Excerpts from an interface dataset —
───

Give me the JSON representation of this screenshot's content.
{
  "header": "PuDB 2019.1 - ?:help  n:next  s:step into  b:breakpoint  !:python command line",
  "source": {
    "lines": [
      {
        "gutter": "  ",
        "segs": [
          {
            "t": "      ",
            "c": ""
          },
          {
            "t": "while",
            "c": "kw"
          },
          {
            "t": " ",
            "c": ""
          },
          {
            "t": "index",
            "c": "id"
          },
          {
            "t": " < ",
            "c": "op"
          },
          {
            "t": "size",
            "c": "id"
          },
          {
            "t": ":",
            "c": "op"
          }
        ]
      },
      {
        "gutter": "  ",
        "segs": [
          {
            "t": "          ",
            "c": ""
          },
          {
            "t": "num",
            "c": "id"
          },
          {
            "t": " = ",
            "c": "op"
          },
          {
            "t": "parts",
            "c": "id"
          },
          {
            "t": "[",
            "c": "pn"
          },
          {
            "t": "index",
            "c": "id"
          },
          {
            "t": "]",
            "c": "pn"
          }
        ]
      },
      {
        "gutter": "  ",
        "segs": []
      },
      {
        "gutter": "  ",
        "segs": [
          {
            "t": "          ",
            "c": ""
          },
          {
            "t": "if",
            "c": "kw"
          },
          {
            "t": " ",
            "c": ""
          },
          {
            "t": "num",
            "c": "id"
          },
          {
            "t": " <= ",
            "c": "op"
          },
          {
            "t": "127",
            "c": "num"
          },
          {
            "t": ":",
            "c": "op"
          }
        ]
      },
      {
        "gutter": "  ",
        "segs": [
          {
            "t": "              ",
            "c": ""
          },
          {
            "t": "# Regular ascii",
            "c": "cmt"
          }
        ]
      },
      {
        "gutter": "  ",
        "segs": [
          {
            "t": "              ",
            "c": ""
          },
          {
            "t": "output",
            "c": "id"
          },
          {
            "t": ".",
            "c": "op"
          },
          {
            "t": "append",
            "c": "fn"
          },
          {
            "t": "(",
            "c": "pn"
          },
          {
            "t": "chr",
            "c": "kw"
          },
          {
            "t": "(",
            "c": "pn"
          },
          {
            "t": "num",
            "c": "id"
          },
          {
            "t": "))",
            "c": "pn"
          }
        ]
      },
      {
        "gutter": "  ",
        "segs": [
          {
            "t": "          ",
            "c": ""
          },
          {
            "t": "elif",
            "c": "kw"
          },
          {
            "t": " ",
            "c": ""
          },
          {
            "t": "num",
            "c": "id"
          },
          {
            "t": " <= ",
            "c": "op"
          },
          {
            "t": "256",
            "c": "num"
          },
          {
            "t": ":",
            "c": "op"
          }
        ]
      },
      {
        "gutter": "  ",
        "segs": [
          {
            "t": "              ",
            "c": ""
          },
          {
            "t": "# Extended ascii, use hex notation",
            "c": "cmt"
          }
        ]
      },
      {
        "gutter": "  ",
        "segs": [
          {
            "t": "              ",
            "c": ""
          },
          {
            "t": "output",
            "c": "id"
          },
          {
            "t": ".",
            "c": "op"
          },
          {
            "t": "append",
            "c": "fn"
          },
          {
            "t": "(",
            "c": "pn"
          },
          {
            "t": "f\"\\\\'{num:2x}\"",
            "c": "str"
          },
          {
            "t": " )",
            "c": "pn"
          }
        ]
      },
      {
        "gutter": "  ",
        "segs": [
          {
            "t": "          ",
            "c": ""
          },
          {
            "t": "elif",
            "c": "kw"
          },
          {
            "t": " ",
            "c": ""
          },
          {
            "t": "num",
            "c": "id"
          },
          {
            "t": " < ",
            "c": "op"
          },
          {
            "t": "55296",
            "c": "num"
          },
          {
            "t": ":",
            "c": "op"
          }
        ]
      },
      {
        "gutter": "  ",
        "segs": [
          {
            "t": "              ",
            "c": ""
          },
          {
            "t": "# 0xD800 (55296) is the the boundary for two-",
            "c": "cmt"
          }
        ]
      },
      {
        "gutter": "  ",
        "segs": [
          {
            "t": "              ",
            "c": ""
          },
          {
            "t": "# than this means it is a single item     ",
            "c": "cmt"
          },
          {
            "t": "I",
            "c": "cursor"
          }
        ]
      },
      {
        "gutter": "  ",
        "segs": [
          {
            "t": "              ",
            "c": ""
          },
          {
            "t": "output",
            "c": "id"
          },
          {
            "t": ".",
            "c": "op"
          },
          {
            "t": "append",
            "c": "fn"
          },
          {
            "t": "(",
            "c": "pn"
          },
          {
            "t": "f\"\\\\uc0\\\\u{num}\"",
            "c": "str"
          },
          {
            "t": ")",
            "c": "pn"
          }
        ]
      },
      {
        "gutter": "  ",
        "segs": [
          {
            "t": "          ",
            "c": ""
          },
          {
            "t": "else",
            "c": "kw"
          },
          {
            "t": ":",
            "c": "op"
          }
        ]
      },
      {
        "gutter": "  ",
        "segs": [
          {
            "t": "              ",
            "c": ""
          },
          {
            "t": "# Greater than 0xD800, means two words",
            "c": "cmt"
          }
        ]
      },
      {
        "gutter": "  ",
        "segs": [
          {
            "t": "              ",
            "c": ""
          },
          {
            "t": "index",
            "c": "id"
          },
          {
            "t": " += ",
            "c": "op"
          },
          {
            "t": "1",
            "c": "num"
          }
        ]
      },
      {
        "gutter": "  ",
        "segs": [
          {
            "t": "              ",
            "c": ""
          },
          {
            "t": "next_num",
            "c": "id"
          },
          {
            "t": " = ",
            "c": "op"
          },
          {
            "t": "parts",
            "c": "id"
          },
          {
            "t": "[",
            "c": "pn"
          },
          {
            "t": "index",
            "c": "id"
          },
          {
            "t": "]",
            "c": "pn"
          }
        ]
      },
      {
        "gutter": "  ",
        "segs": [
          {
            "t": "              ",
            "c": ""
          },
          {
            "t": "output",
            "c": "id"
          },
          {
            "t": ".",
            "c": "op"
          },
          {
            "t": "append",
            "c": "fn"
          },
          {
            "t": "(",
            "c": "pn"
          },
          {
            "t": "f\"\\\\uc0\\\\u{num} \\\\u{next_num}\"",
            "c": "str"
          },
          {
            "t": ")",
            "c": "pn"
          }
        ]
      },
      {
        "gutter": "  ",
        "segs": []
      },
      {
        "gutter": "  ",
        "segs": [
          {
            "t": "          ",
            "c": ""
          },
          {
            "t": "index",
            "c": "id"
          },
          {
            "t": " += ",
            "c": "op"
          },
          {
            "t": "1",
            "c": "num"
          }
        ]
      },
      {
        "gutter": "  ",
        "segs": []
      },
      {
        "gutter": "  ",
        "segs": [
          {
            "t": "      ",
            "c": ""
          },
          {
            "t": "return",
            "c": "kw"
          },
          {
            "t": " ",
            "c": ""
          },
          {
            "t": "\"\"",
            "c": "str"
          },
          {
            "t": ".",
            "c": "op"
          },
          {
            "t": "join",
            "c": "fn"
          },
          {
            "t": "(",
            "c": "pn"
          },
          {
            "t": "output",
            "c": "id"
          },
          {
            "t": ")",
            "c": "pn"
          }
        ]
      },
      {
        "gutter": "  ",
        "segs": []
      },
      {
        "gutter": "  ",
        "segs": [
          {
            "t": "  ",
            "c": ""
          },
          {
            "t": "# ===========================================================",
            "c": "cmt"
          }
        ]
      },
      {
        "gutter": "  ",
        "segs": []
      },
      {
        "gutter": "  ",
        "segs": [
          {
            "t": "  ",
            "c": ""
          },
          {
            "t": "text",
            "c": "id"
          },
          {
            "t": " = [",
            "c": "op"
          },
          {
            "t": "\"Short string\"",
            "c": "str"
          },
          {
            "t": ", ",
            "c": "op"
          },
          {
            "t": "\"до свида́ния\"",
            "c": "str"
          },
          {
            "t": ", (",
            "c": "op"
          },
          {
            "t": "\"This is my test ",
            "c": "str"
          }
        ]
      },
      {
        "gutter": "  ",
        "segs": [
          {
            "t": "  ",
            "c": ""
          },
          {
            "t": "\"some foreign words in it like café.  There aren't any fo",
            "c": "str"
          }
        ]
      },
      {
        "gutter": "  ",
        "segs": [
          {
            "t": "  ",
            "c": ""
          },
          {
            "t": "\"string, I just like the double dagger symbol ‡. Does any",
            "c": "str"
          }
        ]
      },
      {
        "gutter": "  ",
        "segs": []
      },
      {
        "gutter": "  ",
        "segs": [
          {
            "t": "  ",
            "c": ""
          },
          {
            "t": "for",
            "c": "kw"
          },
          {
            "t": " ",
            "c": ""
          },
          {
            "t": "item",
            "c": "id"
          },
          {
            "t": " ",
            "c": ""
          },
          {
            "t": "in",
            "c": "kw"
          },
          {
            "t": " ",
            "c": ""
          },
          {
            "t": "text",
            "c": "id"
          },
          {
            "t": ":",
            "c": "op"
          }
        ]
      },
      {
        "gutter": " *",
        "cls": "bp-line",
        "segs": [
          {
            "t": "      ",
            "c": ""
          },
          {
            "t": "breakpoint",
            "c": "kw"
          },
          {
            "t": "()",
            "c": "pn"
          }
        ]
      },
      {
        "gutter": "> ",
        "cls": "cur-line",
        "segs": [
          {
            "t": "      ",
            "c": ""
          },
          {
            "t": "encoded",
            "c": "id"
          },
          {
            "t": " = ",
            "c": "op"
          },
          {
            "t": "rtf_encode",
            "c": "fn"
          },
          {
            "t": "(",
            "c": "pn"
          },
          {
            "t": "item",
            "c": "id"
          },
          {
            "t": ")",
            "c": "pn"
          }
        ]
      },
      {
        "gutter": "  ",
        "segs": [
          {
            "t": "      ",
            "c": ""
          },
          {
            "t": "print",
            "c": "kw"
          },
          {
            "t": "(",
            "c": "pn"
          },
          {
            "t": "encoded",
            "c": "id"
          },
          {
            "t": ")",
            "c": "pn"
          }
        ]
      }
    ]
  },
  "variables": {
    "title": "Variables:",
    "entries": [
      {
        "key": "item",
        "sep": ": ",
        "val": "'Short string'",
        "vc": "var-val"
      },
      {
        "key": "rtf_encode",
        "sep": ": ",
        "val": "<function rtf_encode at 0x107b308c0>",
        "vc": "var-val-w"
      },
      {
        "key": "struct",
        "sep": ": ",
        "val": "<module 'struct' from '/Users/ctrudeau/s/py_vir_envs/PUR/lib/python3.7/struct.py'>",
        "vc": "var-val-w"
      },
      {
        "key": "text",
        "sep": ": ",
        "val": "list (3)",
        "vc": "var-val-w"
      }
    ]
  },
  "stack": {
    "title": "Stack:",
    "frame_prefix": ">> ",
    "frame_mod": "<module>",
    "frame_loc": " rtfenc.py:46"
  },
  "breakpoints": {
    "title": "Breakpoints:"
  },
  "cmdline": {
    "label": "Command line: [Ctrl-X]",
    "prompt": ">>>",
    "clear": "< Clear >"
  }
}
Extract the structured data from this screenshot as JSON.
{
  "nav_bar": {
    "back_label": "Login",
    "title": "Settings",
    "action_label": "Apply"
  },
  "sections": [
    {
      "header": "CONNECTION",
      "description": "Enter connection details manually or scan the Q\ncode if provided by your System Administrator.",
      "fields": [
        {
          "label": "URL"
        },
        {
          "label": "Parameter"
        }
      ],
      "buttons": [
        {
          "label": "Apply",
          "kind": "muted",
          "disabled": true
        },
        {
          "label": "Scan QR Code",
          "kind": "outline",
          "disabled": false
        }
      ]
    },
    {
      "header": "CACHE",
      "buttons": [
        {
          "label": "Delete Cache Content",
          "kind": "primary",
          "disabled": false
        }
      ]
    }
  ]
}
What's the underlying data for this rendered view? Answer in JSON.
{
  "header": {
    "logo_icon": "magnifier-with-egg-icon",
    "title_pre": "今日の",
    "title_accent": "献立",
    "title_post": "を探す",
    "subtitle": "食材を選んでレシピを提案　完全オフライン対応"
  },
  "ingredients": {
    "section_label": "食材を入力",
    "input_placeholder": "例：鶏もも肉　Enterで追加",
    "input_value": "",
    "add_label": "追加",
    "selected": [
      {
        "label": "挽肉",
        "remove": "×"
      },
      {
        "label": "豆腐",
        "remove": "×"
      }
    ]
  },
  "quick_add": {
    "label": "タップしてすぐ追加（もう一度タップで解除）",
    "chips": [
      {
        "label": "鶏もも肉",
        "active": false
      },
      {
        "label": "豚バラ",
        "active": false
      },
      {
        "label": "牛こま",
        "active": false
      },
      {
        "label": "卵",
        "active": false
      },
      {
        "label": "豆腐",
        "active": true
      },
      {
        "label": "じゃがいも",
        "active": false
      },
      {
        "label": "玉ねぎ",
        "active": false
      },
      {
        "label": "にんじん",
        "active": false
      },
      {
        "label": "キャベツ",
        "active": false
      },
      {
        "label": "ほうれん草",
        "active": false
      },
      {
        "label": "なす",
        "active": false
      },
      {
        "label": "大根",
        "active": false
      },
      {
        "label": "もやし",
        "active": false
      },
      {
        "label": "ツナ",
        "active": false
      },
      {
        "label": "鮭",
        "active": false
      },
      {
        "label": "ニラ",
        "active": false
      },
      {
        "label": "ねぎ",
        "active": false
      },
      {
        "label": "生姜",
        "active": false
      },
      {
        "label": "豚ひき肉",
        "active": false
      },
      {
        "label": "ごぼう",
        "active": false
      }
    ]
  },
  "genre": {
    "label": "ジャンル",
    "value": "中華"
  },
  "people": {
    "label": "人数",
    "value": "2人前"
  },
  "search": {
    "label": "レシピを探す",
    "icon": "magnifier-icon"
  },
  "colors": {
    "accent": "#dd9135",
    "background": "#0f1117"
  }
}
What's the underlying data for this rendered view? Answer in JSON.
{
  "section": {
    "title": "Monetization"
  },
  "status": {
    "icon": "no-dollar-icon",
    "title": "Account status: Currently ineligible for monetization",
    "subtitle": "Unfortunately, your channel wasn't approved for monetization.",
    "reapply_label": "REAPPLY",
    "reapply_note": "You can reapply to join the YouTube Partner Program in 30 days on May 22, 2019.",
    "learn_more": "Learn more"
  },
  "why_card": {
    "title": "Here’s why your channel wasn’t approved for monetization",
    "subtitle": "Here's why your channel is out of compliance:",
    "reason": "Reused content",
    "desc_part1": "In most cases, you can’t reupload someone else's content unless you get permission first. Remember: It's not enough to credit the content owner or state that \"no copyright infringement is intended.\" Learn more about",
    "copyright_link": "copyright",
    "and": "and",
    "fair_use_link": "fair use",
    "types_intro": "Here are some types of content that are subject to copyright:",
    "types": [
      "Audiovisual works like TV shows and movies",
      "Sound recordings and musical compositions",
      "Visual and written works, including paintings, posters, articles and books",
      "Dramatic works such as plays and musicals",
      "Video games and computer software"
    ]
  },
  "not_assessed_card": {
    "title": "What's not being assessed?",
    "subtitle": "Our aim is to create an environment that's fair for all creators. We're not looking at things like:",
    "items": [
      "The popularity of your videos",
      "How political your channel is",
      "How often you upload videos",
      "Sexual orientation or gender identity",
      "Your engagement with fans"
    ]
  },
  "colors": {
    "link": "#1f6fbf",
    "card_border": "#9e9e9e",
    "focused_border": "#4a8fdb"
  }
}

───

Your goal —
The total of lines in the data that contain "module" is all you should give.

Solution —
2